It was very intriguing to read an op-ed article that appeared in InfoWorld in June. Written by Roger A. Grimes, under the headline “The days of long complicated passwords are over,” it brings up some of the most current thinking around password use and protection within organizations and information networks. Among other things, Grimes challenges his readers’ assumptions about the usefulness of passwords, or at least of passwords alone, as a protective mechanism for networks, saying that, while “Traditional password recommendations, as implemented by most companies, typically call for passwords at least eight to 12 characters long, complexity that includes at least three different character sets (letters, uppercase, lowercase, numbers, symbols, and so on), and the stipulation that passwords should be changed at least every 90 days,” the emerging reality is that password complexity, or lack of it, is no longer a significant issue, in his view. Instead, he notes that, “[O]ver the last decade, hackers have changed the way they attack passwords. Back in the day, most password attackers literally guessed at user’s passwords. They found an externally accessibly portal where they could guess using manual or automated methods -- or they found the password hash and used rainbow tables to convert passwords back to the plaintext equivalents.”
Indeed, Grimes tells the readers of InfoWorld, “Today, almost all password attacks are one of two types. Users are either socially engineered (phished) out of their password, or the attacker steals their hash and uses it during other authentication attempts. In both scenarios, long and complex passwords offer little protection. Yes, some attackers and malware still try to guess passwords, but they're now in the minority.” Instead, he says, “New password attack methods require new policies.”
Here is a summary of Grimes’s recommendations:
1. Keep passwords for end-users to 8 to 12 characters—requiring more inevitably leads to end-users coming up with passwords that are unnecessarily complicated and difficult to remember. In fact, he says, “You can add complexity requirements, but it doesn’t increase protection by much anymore.”

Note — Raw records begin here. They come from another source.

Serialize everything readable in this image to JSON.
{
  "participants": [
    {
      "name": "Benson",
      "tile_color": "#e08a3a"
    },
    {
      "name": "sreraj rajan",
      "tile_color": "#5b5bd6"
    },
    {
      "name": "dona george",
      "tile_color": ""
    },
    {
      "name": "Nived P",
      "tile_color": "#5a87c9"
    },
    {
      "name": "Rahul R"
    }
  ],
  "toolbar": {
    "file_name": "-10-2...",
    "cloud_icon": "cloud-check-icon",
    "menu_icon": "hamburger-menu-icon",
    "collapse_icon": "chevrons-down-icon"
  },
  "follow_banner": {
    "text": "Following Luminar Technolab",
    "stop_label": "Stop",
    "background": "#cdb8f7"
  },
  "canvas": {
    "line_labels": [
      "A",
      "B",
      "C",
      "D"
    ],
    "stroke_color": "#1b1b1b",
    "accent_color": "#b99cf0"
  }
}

2. Further, he says, organizations should change their policies that require end-users to change their passwords an average of every 45 to 90 days, instead to spans of 120 to 180 days. Indeed, he says, “I’ve seen a few companies push forced password changes to one year without any increase in password hacking issues. That said,” he adds, “I still think highly privileged accounts should have their passwords changed very frequently, perhaps as often as once per day or once per use. It virtually assures you’ll need additional software to accomplish this, but since those accounts are the ones attackers target, it makes sense.”
3. On the other hand, Grimes urges his readers to establish a rule that the end-users in their organization cannot use the same password anywhere else—a requirement that he admits is essentially impossible to enforce. “This recommendation is huge—and hard to enforce,” he writes. “When you reuse passwords across security domains, websites, or various services, you increase your hacking risk exponentially. Many big, recent hacks have occurred due to password reuse.” Further, he adds, “Many companies even download (or subscribe to a commercial service that downloads) illegally obtained website password databases to see if their employees' passwords are located in them. If so, the employee gets a warning –and may even get fired.”
4. Finally, Grimes urges his IT executive readers to move towards multi-factorial authentication. “I’m particularly enthusiastic about the recommendation to implement risk-based, multifactor authentication challenges. It makes sense that higher-risk scenarios should require greater authentication assurance. For instance,” he says, “if you log into your email account from your normal computer from your normal location, it may even be OK to allow some sort of auto logon using a stored, simple password. But if you try to log on to the same email account from a new computer in a new country, you need stronger measures. Hotmail works this way for me right now: I use a simple password on my own computer at home, but if I log on to the same account from a new hotel, I need to enter a PIN sent via text to my phone. Microsoft’s risk-rating mechanism is even smart enough to recognize that I’m a frequent traveler, so I don’t get asked for the second-factor PIN all the time now -- only when I’m in high-risk areas or if I’ve traveled very far, very quickly from my last logon location.”
OK, so, per #3 above, I doubt that many CISOs at patient care organizations would—or should—subscribe to commercial services that scan password databases whose scans were illegally obtained, to see whether their staff members’ passwords are in them. But, setting that rather extreme thought aside, do Grimes’s recommendations make sense in healthcare?